  • For Windows 95, 98, Me, 2000, or XP users, restart the computer in Safe mode. For instructions, read the document, "How to start the computer in Safe Mode."
  • For Windows NT 4 users, restart the computer in VGA mode.

4. Scanning for and deleting the infected files
  1. Start your Symantec antivirus program and make sure that it is configured to scan all the files.
  2. Run a full system scan.
  3. If any files are detected as W32.Wullik.B@mm or JS.Exception.Exploit, note the path and file name, and then click Delete.
  4. For each file detected as JS.Exception.Exploit, delete the corresponding desktop.ini file.

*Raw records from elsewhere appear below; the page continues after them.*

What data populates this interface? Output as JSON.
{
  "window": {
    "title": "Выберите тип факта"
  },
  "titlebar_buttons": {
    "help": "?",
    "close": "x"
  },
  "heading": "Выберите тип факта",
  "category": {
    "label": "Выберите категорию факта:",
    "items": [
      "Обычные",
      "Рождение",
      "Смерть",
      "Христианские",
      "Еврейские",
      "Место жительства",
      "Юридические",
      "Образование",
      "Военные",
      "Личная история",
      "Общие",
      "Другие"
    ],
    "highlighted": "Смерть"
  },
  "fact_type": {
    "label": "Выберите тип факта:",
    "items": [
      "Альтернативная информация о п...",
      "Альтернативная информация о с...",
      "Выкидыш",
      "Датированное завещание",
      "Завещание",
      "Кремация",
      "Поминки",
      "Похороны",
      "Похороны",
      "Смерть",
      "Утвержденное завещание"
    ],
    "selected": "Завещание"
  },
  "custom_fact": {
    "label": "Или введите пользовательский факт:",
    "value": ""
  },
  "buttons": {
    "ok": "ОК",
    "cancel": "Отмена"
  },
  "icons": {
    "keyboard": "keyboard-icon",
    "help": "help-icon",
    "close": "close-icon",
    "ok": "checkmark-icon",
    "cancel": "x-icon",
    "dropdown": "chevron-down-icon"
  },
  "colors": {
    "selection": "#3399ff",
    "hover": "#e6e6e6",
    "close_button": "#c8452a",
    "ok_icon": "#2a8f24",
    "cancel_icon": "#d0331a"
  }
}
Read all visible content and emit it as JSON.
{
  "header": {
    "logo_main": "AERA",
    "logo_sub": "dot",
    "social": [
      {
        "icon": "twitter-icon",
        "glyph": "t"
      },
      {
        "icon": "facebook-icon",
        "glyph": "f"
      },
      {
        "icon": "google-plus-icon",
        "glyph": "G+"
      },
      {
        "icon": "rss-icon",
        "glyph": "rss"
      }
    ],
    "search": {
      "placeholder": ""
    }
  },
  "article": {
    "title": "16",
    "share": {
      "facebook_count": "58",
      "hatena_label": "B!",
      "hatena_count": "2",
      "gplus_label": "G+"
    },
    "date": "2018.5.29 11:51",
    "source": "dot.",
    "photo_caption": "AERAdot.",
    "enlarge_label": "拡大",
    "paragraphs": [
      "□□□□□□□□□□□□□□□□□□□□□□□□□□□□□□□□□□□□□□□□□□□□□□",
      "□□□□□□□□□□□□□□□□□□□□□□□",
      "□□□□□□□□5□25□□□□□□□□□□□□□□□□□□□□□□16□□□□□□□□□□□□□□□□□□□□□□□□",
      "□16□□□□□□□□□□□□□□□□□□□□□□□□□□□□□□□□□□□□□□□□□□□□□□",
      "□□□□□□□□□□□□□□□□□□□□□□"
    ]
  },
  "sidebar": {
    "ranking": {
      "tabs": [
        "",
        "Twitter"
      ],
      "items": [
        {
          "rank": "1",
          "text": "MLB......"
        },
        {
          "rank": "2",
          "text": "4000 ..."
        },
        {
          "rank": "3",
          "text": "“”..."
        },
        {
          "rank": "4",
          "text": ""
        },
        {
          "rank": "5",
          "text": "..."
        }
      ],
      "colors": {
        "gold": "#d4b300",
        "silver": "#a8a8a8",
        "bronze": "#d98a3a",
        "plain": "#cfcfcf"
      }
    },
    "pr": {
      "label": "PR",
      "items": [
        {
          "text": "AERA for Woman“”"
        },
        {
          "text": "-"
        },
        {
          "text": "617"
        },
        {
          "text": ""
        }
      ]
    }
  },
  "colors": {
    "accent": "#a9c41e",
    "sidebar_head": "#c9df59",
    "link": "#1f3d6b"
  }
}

For example, if "ABCcomment.htt" was detected as JS.Exception.Exploit, delete "ABCdesktop.ini" from the same directory.

5. Removing the value from the registry

WARNING: Symantec strongly recommends that you back up the registry before making any changes to it. Incorrect changes to the registry can result in permanent data loss or corrupted files. Modify the specified keys only. Read the document, "How to make a backup of the Windows registry ," for instructions.
  1. Click Start, and then click Run. (The Run dialog box appears.)
  2. Type regedit

    Then click OK. (The Registry Editor opens.)

  3. Navigate to the key:


  4. In the right pane, delete these values:


  5. Navigate to the key:


  6. In the right pane, delete this value, if found:


  7. Exit the Registry Editor.

6. Optional: Configuring Windows Explorer
  1. Double-click "My Computer."
  2. Select "Tools" or "View" (depending on the operating system).
  3. Select the menu item "Folder Options."
  4. Click on the tab labeled "View."
  5. Adjust the settings that the worm modified:

    "Display the full path in title bar"
    "Do not show hidden or system files"
    "Hide file extensions for known file types"

    (The exact wording may vary, depending on the operating system.)

Writeup By: Heather Shannon